(BRIEF) Write the listing out once more, identical to the original but without pictures.

(DATASET EXCERPTS)
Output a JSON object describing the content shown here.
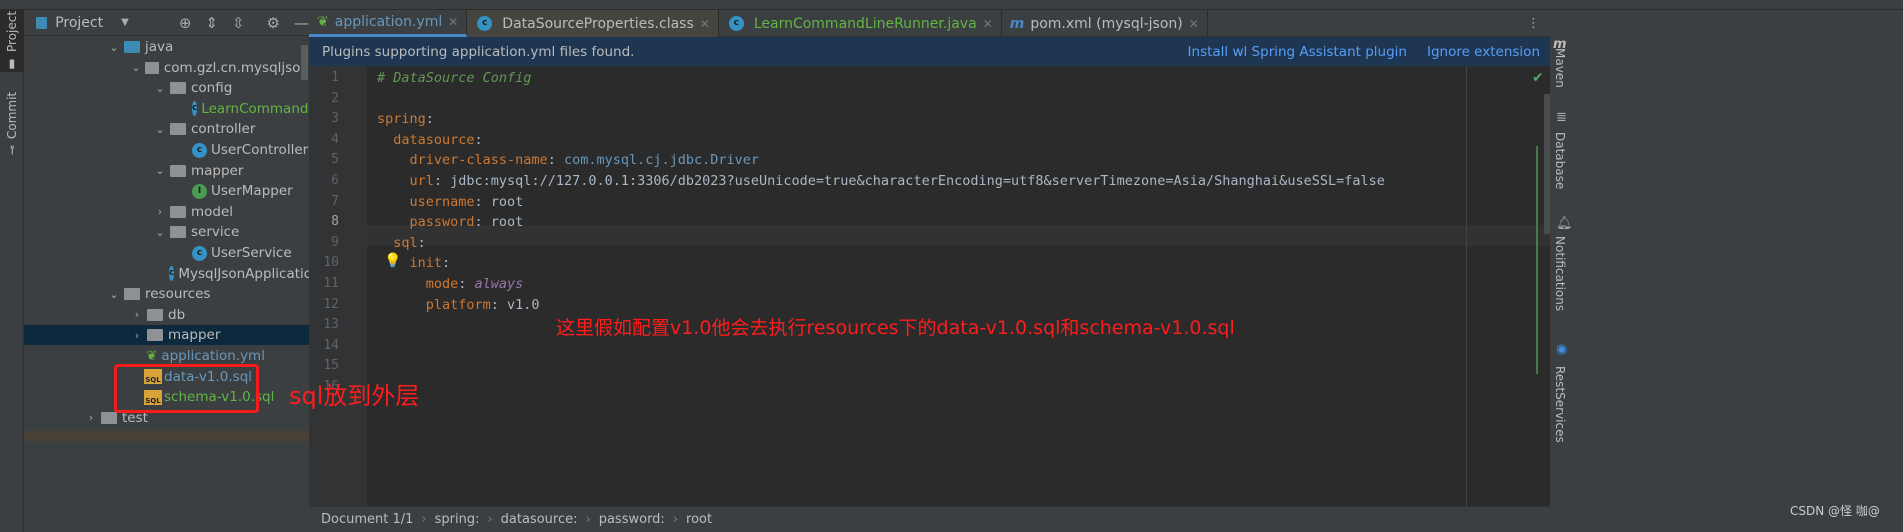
{
  "left_strip": {
    "project": "Project",
    "commit": "Commit"
  },
  "project_panel": {
    "title": "Project",
    "tree": [
      {
        "label": "java",
        "type": "folder-src",
        "depth": 0,
        "expanded": true
      },
      {
        "label": "com.gzl.cn.mysqljson",
        "type": "package",
        "depth": 1,
        "expanded": true
      },
      {
        "label": "config",
        "type": "package",
        "depth": 2,
        "expanded": true
      },
      {
        "label": "LearnCommandLineRunner",
        "type": "class",
        "depth": 3,
        "color": "green"
      },
      {
        "label": "controller",
        "type": "package",
        "depth": 2,
        "expanded": true
      },
      {
        "label": "UserController",
        "type": "class",
        "depth": 3
      },
      {
        "label": "mapper",
        "type": "package",
        "depth": 2,
        "expanded": true
      },
      {
        "label": "UserMapper",
        "type": "interface",
        "depth": 3
      },
      {
        "label": "model",
        "type": "package",
        "depth": 2,
        "expanded": false
      },
      {
        "label": "service",
        "type": "package",
        "depth": 2,
        "expanded": true
      },
      {
        "label": "UserService",
        "type": "class",
        "depth": 3
      },
      {
        "label": "MysqlJsonApplication",
        "type": "spring-class",
        "depth": 2
      },
      {
        "label": "resources",
        "type": "folder-res",
        "depth": 0,
        "expanded": true
      },
      {
        "label": "db",
        "type": "folder",
        "depth": 1,
        "expanded": false
      },
      {
        "label": "mapper",
        "type": "folder",
        "depth": 1,
        "expanded": false,
        "selected": true
      },
      {
        "label": "application.yml",
        "type": "yml",
        "depth": 1,
        "color": "blue"
      },
      {
        "label": "data-v1.0.sql",
        "type": "sql",
        "depth": 1,
        "color": "blue"
      },
      {
        "label": "schema-v1.0.sql",
        "type": "sql",
        "depth": 1,
        "color": "green"
      },
      {
        "label": "test",
        "type": "folder",
        "depth": -1,
        "expanded": false
      }
    ]
  },
  "tabs": [
    {
      "label": "application.yml",
      "active": true,
      "icon": "spring-yml-icon"
    },
    {
      "label": "DataSourceProperties.class",
      "icon": "class-icon"
    },
    {
      "label": "LearnCommandLineRunner.java",
      "icon": "class-icon"
    },
    {
      "label": "pom.xml (mysql-json)",
      "icon": "maven-icon"
    }
  ],
  "banner": {
    "message": "Plugins supporting application.yml files found.",
    "install": "Install wl Spring Assistant plugin",
    "ignore": "Ignore extension"
  },
  "editor": {
    "current_line": 8,
    "lines": [
      [
        {
          "t": "# DataSource Config",
          "c": "c"
        }
      ],
      [],
      [
        {
          "t": "spring",
          "c": "k"
        },
        {
          "t": ":"
        }
      ],
      [
        {
          "t": "  datasource",
          "c": "k"
        },
        {
          "t": ":"
        }
      ],
      [
        {
          "t": "    driver-class-name",
          "c": "k"
        },
        {
          "t": ": "
        },
        {
          "t": "com.mysql.cj.jdbc.Driver",
          "c": "s"
        }
      ],
      [
        {
          "t": "    url",
          "c": "k"
        },
        {
          "t": ": jdbc:mysql://127.0.0.1:3306/db2023?useUnicode=true&characterEncoding=utf8&serverTimezone=Asia/Shanghai&useSSL=false"
        }
      ],
      [
        {
          "t": "    username",
          "c": "k"
        },
        {
          "t": ": root"
        }
      ],
      [
        {
          "t": "    password",
          "c": "k"
        },
        {
          "t": ": root"
        }
      ],
      [
        {
          "t": "  sql",
          "c": "k"
        },
        {
          "t": ":"
        }
      ],
      [
        {
          "t": "    init",
          "c": "k"
        },
        {
          "t": ":"
        }
      ],
      [
        {
          "t": "      mode",
          "c": "k"
        },
        {
          "t": ": "
        },
        {
          "t": "always",
          "c": "e"
        }
      ],
      [
        {
          "t": "      platform",
          "c": "k"
        },
        {
          "t": ": v1.0"
        }
      ],
      [],
      [],
      [],
      []
    ]
  },
  "annotations": {
    "platform_note": "这里假如配置v1.0他会去执行resources下的data-v1.0.sql和schema-v1.0.sql",
    "sql_note": "sql放到外层"
  },
  "breadcrumb": [
    "Document 1/1",
    "spring:",
    "datasource:",
    "password:",
    "root"
  ],
  "right_tools": [
    "Maven",
    "Database",
    "Notifications",
    "RestServices"
  ],
  "watermark": "CSDN @怪 咖@"
}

(RESPONSE BELOW)
Output a JSON object describing the content shown here.
{
  "left_strip": {
    "project": "Project",
    "commit": "Commit"
  },
  "project_panel": {
    "title": "Project",
    "tree": [
      {
        "label": "java",
        "type": "folder-src",
        "depth": 0,
        "expanded": true
      },
      {
        "label": "com.gzl.cn.mysqljson",
        "type": "package",
        "depth": 1,
        "expanded": true
      },
      {
        "label": "config",
        "type": "package",
        "depth": 2,
        "expanded": true
      },
      {
        "label": "LearnCommandLineRunner",
        "type": "class",
        "depth": 3,
        "color": "green"
      },
      {
        "label": "controller",
        "type": "package",
        "depth": 2,
        "expanded": true
      },
      {
        "label": "UserController",
        "type": "class",
        "depth": 3
      },
      {
        "label": "mapper",
        "type": "package",
        "depth": 2,
        "expanded": true
      },
      {
        "label": "UserMapper",
        "type": "interface",
        "depth": 3
      },
      {
        "label": "model",
        "type": "package",
        "depth": 2,
        "expanded": false
      },
      {
        "label": "service",
        "type": "package",
        "depth": 2,
        "expanded": true
      },
      {
        "label": "UserService",
        "type": "class",
        "depth": 3
      },
      {
        "label": "MysqlJsonApplication",
        "type": "spring-class",
        "depth": 2
      },
      {
        "label": "resources",
        "type": "folder-res",
        "depth": 0,
        "expanded": true
      },
      {
        "label": "db",
        "type": "folder",
        "depth": 1,
        "expanded": false
      },
      {
        "label": "mapper",
        "type": "folder",
        "depth": 1,
        "expanded": false,
        "selected": true
      },
      {
        "label": "application.yml",
        "type": "yml",
        "depth": 1,
        "color": "blue"
      },
      {
        "label": "data-v1.0.sql",
        "type": "sql",
        "depth": 1,
        "color": "blue"
      },
      {
        "label": "schema-v1.0.sql",
        "type": "sql",
        "depth": 1,
        "color": "green"
      },
      {
        "label": "test",
        "type": "folder",
        "depth": -1,
        "expanded": false
      }
    ]
  },
  "tabs": [
    {
      "label": "application.yml",
      "active": true,
      "icon": "spring-yml-icon"
    },
    {
      "label": "DataSourceProperties.class",
      "icon": "class-icon"
    },
    {
      "label": "LearnCommandLineRunner.java",
      "icon": "class-icon"
    },
    {
      "label": "pom.xml (mysql-json)",
      "icon": "maven-icon"
    }
  ],
  "banner": {
    "message": "Plugins supporting application.yml files found.",
    "install": "Install wl Spring Assistant plugin",
    "ignore": "Ignore extension"
  },
  "editor": {
    "current_line": 8,
    "lines": [
      [
        {
          "t": "# DataSource Config",
          "c": "c"
        }
      ],
      [],
      [
        {
          "t": "spring",
          "c": "k"
        },
        {
          "t": ":"
        }
      ],
      [
        {
          "t": "  datasource",
          "c": "k"
        },
        {
          "t": ":"
        }
      ],
      [
        {
          "t": "    driver-class-name",
          "c": "k"
        },
        {
          "t": ": "
        },
        {
          "t": "com.mysql.cj.jdbc.Driver",
          "c": "s"
        }
      ],
      [
        {
          "t": "    url",
          "c": "k"
        },
        {
          "t": ": jdbc:mysql://127.0.0.1:3306/db2023?useUnicode=true&characterEncoding=utf8&serverTimezone=Asia/Shanghai&useSSL=false"
        }
      ],
      [
        {
          "t": "    username",
          "c": "k"
        },
        {
          "t": ": root"
        }
      ],
      [
        {
          "t": "    password",
          "c": "k"
        },
        {
          "t": ": root"
        }
      ],
      [
        {
          "t": "  sql",
          "c": "k"
        },
        {
          "t": ":"
        }
      ],
      [
        {
          "t": "    init",
          "c": "k"
        },
        {
          "t": ":"
        }
      ],
      [
        {
          "t": "      mode",
          "c": "k"
        },
        {
          "t": ": "
        },
        {
          "t": "always",
          "c": "e"
        }
      ],
      [
        {
          "t": "      platform",
          "c": "k"
        },
        {
          "t": ": v1.0"
        }
      ],
      [],
      [],
      [],
      []
    ]
  },
  "annotations": {
    "platform_note": "这里假如配置v1.0他会去执行resources下的data-v1.0.sql和schema-v1.0.sql",
    "sql_note": "sql放到外层"
  },
  "breadcrumb": [
    "Document 1/1",
    "spring:",
    "datasource:",
    "password:",
    "root"
  ],
  "right_tools": [
    "Maven",
    "Database",
    "Notifications",
    "RestServices"
  ],
  "watermark": "CSDN @怪 咖@"
}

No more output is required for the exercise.